I had another look at director Ti West’s The House of the Devil after my viewing of The Innkeepers. It confirmed his thoughtful approach and helped explain why his films are so distinctive. Both of them explore more old fashioned notions of horror. Both emphasize atmosphere and location over buckets of gore. Both spend a lot of time with their central characters before the fireworks start: flirting with boredom in order to get inside the heroes’ skin rather than treating them like clay pigeons. And both mine extremely effective results on a very small budget, like a carnival haunted house absent the clichés. West thus creates a distinct auteurial stamp for his work, setting them apart from run-of-the-mill chillers in every way.
The Innkeepers lacks the overt 80s throwback nature that made The House of the Devil such a hoot. Instead, it positions itself for the post-Ghost Hunters era, and the search for proof of the otherworldly that drives such reality programming. We find ourselves at the venerable Yankee Pedlar Inn, which has seen its share of spooky happenings in the long years of its existence (most notably a ghostly bride who died under horrid circumstances). But now its glory days are long behind it and after one final weekend, it will shut its doors for good. The last two employees – tech nerd Luke (Pat Healy) and easygoing Claire (Sara Paxton) – have to keep themselves amused through a long night at the front desk. In an effort to occupy themselves, they gravitate towards the resident ghost… and in the process get more than they bargained for.
West remains keenly aware of that other haunted hotel story – the one penned by Stephen King – and does his utmost to avoid stepping on its toes. The basic set-up is similar – a few people in a building too large for them and a tragic past that comes oozing through the walls – but the youthful wastrels here are distinctly different from the disintegrating Torrance family. The ghosts arise for different purposes as well, and even the convenient psychic guest (a delightfully surly Kelly McGillis) approaches the haunting from a fresh direction.
The build-up takes its sweet time, as the two clerks monkey around with recording equipment in an effort to make definitive contact with the ghost. Both are too smart for their jobs, and both are young enough to assume that something better will come along… though neither possesses the wherewithal to look.
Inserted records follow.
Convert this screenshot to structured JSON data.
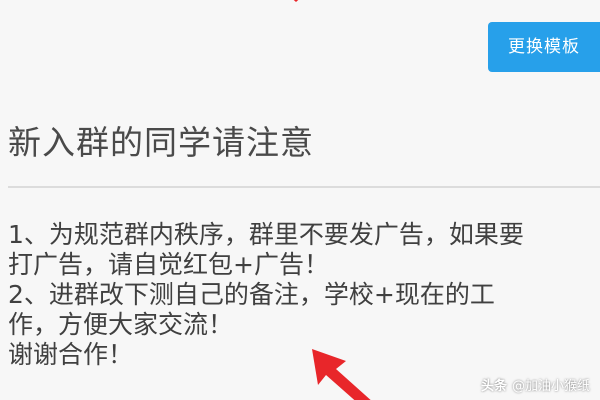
{
  "toolbar": {
    "change_template_label": "更换模板"
  },
  "notice": {
    "title": "新入群的同学请注意",
    "lines": [
      "1、为规范群内秩序，群里不要发广告，如果要",
      "打广告，请自觉红包+广告！",
      "2、进群改下测自己的备注，学校+现在的工",
      "作，方便大家交流！",
      "谢谢合作！"
    ]
  },
  "watermark": {
    "source": "头条",
    "author": "@加油小猴纸"
  },
  "colors": {
    "accent": "#27a0ea",
    "arrow": "#e8262a",
    "title": "#4a4a4a",
    "body": "#404040",
    "divider": "#dcdcdc"
  },
  "icons": {
    "top_arrow": "arrow-tip-icon",
    "pointer_arrow": "red-arrow-icon",
    "watermark": "at-icon"
  }
}
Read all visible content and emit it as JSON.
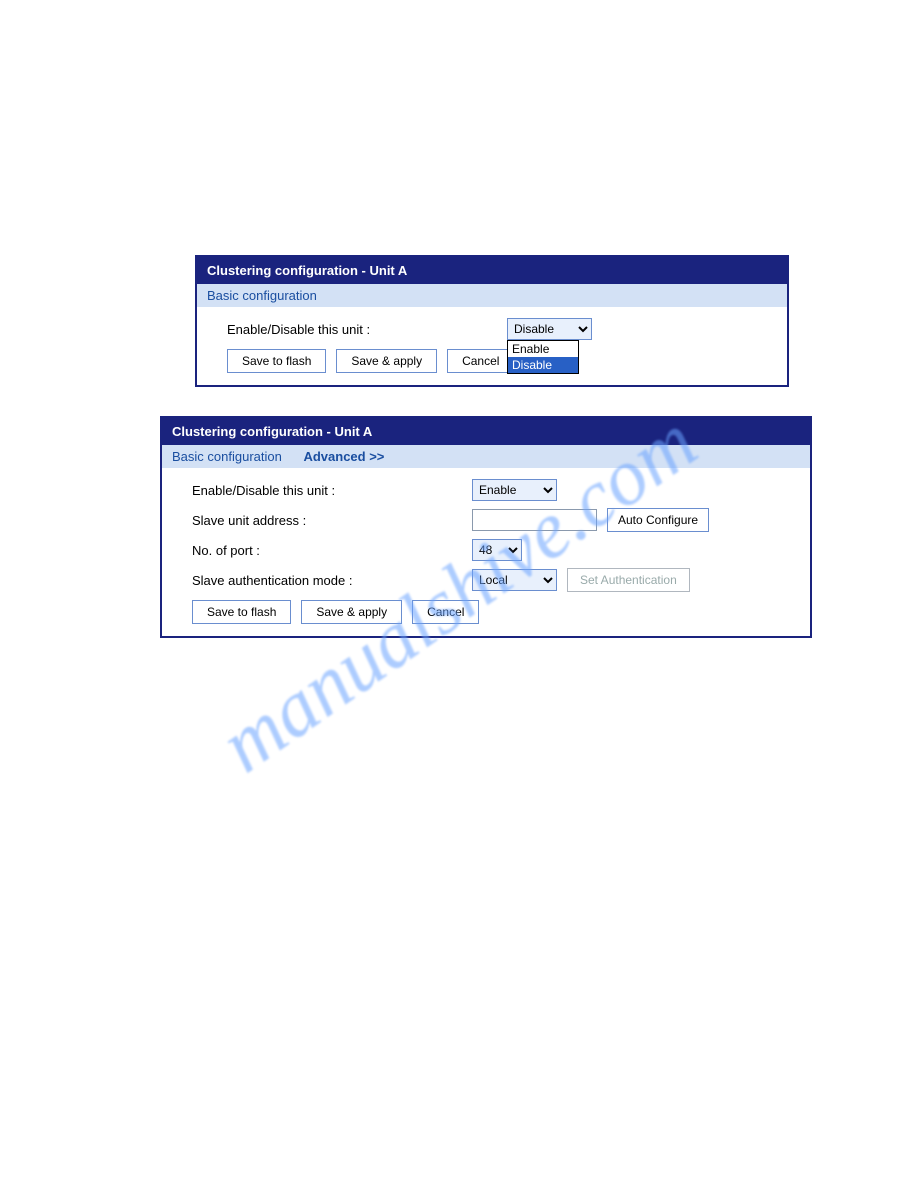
{
  "watermark": "manualshive.com",
  "panel1": {
    "title": "Clustering configuration - Unit A",
    "subheader_basic": "Basic configuration",
    "enable_label": "Enable/Disable this unit :",
    "enable_value": "Disable",
    "dropdown_options": {
      "enable": "Enable",
      "disable": "Disable"
    },
    "buttons": {
      "save_flash": "Save to flash",
      "save_apply": "Save & apply",
      "cancel": "Cancel"
    }
  },
  "panel2": {
    "title": "Clustering configuration - Unit A",
    "subheader_basic": "Basic configuration",
    "subheader_advanced": "Advanced >>",
    "enable_label": "Enable/Disable this unit :",
    "enable_value": "Enable",
    "slave_addr_label": "Slave unit address :",
    "slave_addr_value": "",
    "auto_configure": "Auto Configure",
    "num_port_label": "No. of port :",
    "num_port_value": "48",
    "auth_mode_label": "Slave authentication mode :",
    "auth_mode_value": "Local",
    "set_auth": "Set Authentication",
    "buttons": {
      "save_flash": "Save to flash",
      "save_apply": "Save & apply",
      "cancel": "Cancel"
    }
  }
}
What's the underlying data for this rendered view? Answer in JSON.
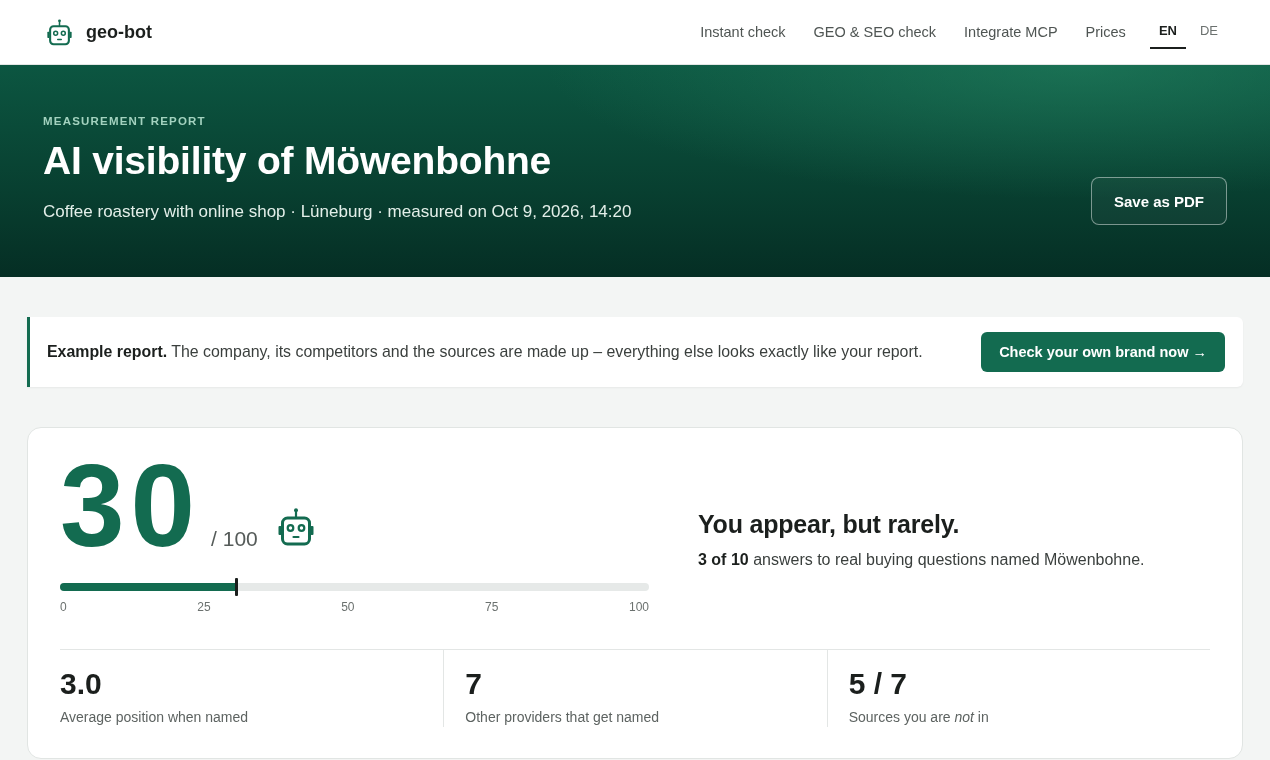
{
  "header": {
    "logo": "geo-bot",
    "nav": [
      "Instant check",
      "GEO & SEO check",
      "Integrate MCP",
      "Prices"
    ],
    "languages": [
      {
        "label": "EN",
        "selected": true
      },
      {
        "label": "DE",
        "selected": false
      }
    ]
  },
  "hero": {
    "eyebrow": "MEASUREMENT REPORT",
    "title": "AI visibility of Möwenbohne",
    "subtitle": "Coffee roastery with online shop · Lüneburg · measured on Oct 9, 2026, 14:20",
    "button": "Save as PDF"
  },
  "notice": {
    "text": "**Example report.** The company, its competitors and the sources are made up – everything else looks exactly like your report.",
    "button": "Check your own brand now →"
  },
  "score": {
    "value": "30",
    "max": "/ 100",
    "level": 0.3,
    "scale": [
      "0",
      "25",
      "50",
      "75",
      "100"
    ],
    "headline": "You appear, but rarely.",
    "summary": "**3 of 10** answers to real buying questions named Möwenbohne."
  },
  "stats": [
    {
      "value": "3.0",
      "label": "Average position when named"
    },
    {
      "value": "7",
      "label": "Other providers that get named"
    },
    {
      "value": "5 / 7",
      "label": "Sources you are *not* in"
    }
  ]
}
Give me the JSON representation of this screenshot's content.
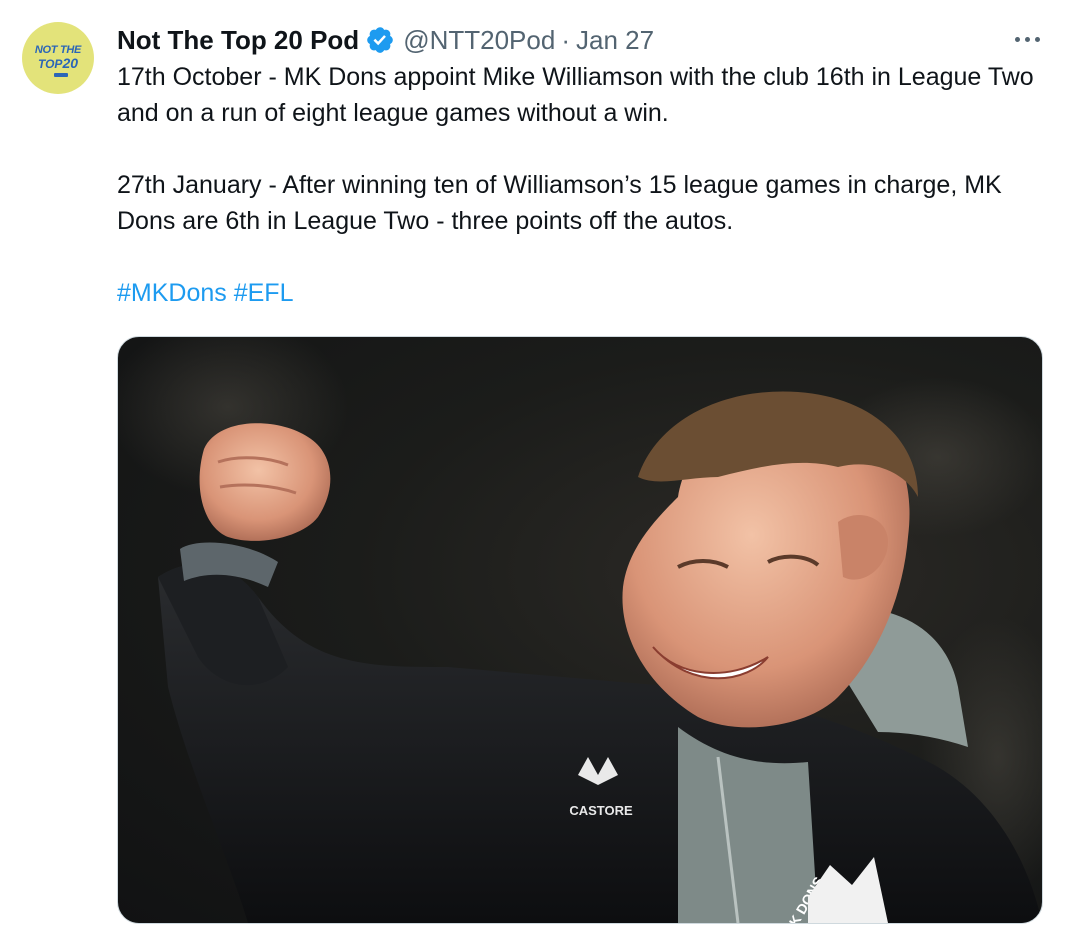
{
  "author": {
    "avatar_logo_line1": "NOT THE",
    "avatar_logo_line2": "TOP",
    "avatar_logo_number": "20",
    "name": "Not The Top 20 Pod",
    "verified_icon": "verified-badge-icon",
    "handle": "@NTT20Pod",
    "separator": "·",
    "date": "Jan 27"
  },
  "tweet": {
    "paragraph1": "17th October - MK Dons appoint Mike Williamson with the club 16th in League Two and on a run of eight league games without a win.",
    "paragraph2": "27th January - After winning ten of Williamson’s 15 league games in charge, MK Dons are 6th in League Two - three points off the autos.",
    "hashtags": [
      "#MKDons",
      "#EFL"
    ]
  },
  "media": {
    "jacket_brand": "CASTORE",
    "crest_text": "MK DONS"
  },
  "colors": {
    "link": "#1d9bf0",
    "secondary_text": "#536471",
    "verified": "#1d9bf0",
    "avatar_bg": "#e3e37a"
  }
}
Their restlessness informs the first two acts, as Claire goes from passively interested to borderline obsessed. The film carries its share of surprises, but doles them out carefully: just enough to keep us actively engaged. Paxton helps a great deal, with a spunky charm that’s hard to dislike and a curiosity-killed-the-cat sensitivity that pulls us in along with her. She establishes a solid dynamic with McGillis’s prickly guest and Healy’s fellow desk clerk, whose cynical proclamations masks an awkward attraction to her. All of those details combine to create a strong sense of reality… matched by the fact that the film was entirely shot in a real-life Yankee Pedlar Inn. (It’s in Torrington, CT.)
The push towards the finale lacks the breathlessness we expect from modern horror films, and some may grow antsy waiting for the money shots to start. That’s part of the point. The film’s recurring scares keep us focused and the payoff handsomely rewards those willing to take the journey. It retains an eerie elegance in the last few minutes: not as arbitrary as the traditional horror twist, but duly earned by the slow development that precedes it. Its return to traditional genre tropes is quite welcome after the gore-or-nothing extremes of contemporary horror. With films as good The Innkeepers under his belt, West has become one of those signature voices reminding us what this genre is supposed look like.